Sutton Nature Conservation Volunteers and London Borough of Sutton’s Biodiversity team are looking for a second Biodiversity Assistant.
I have been in the role for a good few months now and am enjoying it immensely. Here’s why you should join me…
Since October I have been helping the Biodiversity team in their duties from leading volunteer task days to admin and paperwork in the office. The second part may sound a little boring but it has opened my eyes to the ‘behind the scenes’ work that accompanies the practical conservation that Sutton Nature Conservation Volunteers help to carry out.
Personally it has thus far been a valuable learning experience. I had a little insight of the work I would be undertaking from talking to the Biodiversity team and my previous volunteering with SNCV, but was not aware of the immensity of the work undertaken by them.
I came to be the Biodiversity Assistant after over a year of volunteering experience with SNCV, so I was already familiar with the types of practical work done throughout the year and it has been thoroughly rewarding to get more involved with the organisation and leading of task days with the volunteers, learning new skills along the way.

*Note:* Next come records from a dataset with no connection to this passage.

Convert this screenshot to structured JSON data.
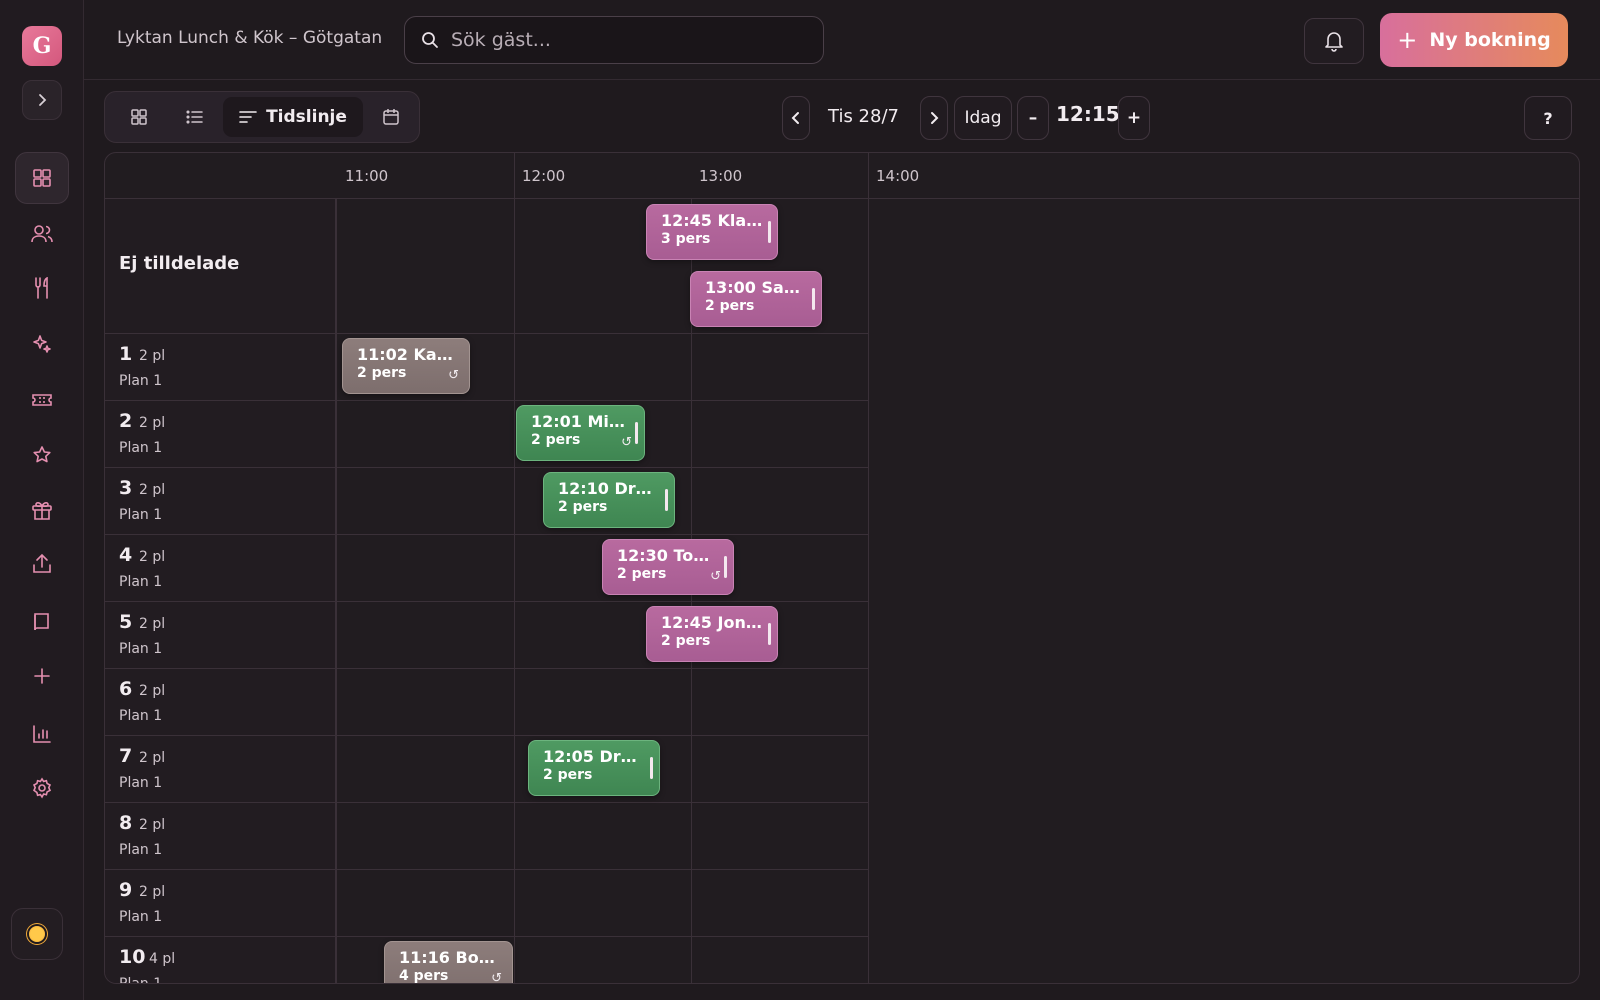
{
  "app": {
    "logo_letter": "G",
    "venue": "Lyktan Lunch & Kök – Götgatan"
  },
  "search": {
    "placeholder": "Sök gäst..."
  },
  "header": {
    "new_booking": "Ny bokning"
  },
  "views": {
    "active_label": "Tidslinje"
  },
  "datenav": {
    "date": "Tis 28/7",
    "today": "Idag",
    "time": "12:15",
    "minus": "–",
    "plus": "+",
    "help": "?"
  },
  "timeline": {
    "hours": [
      "11:00",
      "12:00",
      "13:00",
      "14:00"
    ],
    "unassigned_label": "Ej tilldelade",
    "tables": [
      {
        "num": "1",
        "cap": "2 pl",
        "plan": "Plan 1"
      },
      {
        "num": "2",
        "cap": "2 pl",
        "plan": "Plan 1"
      },
      {
        "num": "3",
        "cap": "2 pl",
        "plan": "Plan 1"
      },
      {
        "num": "4",
        "cap": "2 pl",
        "plan": "Plan 1"
      },
      {
        "num": "5",
        "cap": "2 pl",
        "plan": "Plan 1"
      },
      {
        "num": "6",
        "cap": "2 pl",
        "plan": "Plan 1"
      },
      {
        "num": "7",
        "cap": "2 pl",
        "plan": "Plan 1"
      },
      {
        "num": "8",
        "cap": "2 pl",
        "plan": "Plan 1"
      },
      {
        "num": "9",
        "cap": "2 pl",
        "plan": "Plan 1"
      },
      {
        "num": "10",
        "cap": "4 pl",
        "plan": "Plan 1"
      }
    ],
    "bookings": [
      {
        "title": "12:45  Klar...",
        "guests": "3 pers",
        "color": "pink"
      },
      {
        "title": "13:00  Sam...",
        "guests": "2 pers",
        "color": "pink"
      },
      {
        "title": "11:02  Kari...",
        "guests": "2 pers",
        "color": "grey"
      },
      {
        "title": "12:01  Mia ...",
        "guests": "2 pers",
        "color": "green"
      },
      {
        "title": "12:10  Drop...",
        "guests": "2 pers",
        "color": "green"
      },
      {
        "title": "12:30  Tove...",
        "guests": "2 pers",
        "color": "pink"
      },
      {
        "title": "12:45  Jon...",
        "guests": "2 pers",
        "color": "pink"
      },
      {
        "title": "12:05  Drop...",
        "guests": "2 pers",
        "color": "green"
      },
      {
        "title": "11:16  Bo ...",
        "guests": "4 pers",
        "color": "grey"
      }
    ]
  }
}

Our task days involve a variety of activities, changing with the seasons. Since October we have of course been doing more ‘wintery’ work (which you can mentally exchange with ‘hard’ work) such as reed pulling, coppicing and felling. These jobs may well be hard, but they are certainly satisfying. Looking back at a newly created laund reduced from thick foliage, or an icy pond once dense with reeds at the end of the day is a great feeling.
While I have enjoyed these jobs very much, there’s a part of me (my back, mainly) that is looking forward to the survey season of spring and early summer! Just don’t remind me about the heavy raking work when it’s time for the meadows to be cut.
Speaking of surveys, my first job in the office was to draw maps for the Phase 1 botanical surveys we had undertaken in the preceding year, or ‘a bit of colouring’ as Dave Warburton the Biodiversity Officer described it. I had assisted with the surveying in the past but was unaware of this extra step, creating an easily recognisable and standardised map to show an overview of a site’s habitat. Just one example of the ‘behind the scenes’ work I hadn’t foreseen, but a job which while being interesting is also quite relaxing – mindfulness drawing, eat your heart out!
My days in the office are often spent doing admin work, managing the website and emails, data entry/analysis, or writing and researching blog posts. I really do enjoy all of it, particularly the latter. Could you tell from this rambling blog post?
The work I am undertaking here is paving the way towards a job in Ecology, picking up new skills all the time and being challenged in new ways.
Being a Biodiversity Assistant is a joy, I’d highly reccommend it.
If you’d like to be one too, click here to view the job specification, and apply as instructed.
Hope to see you soon!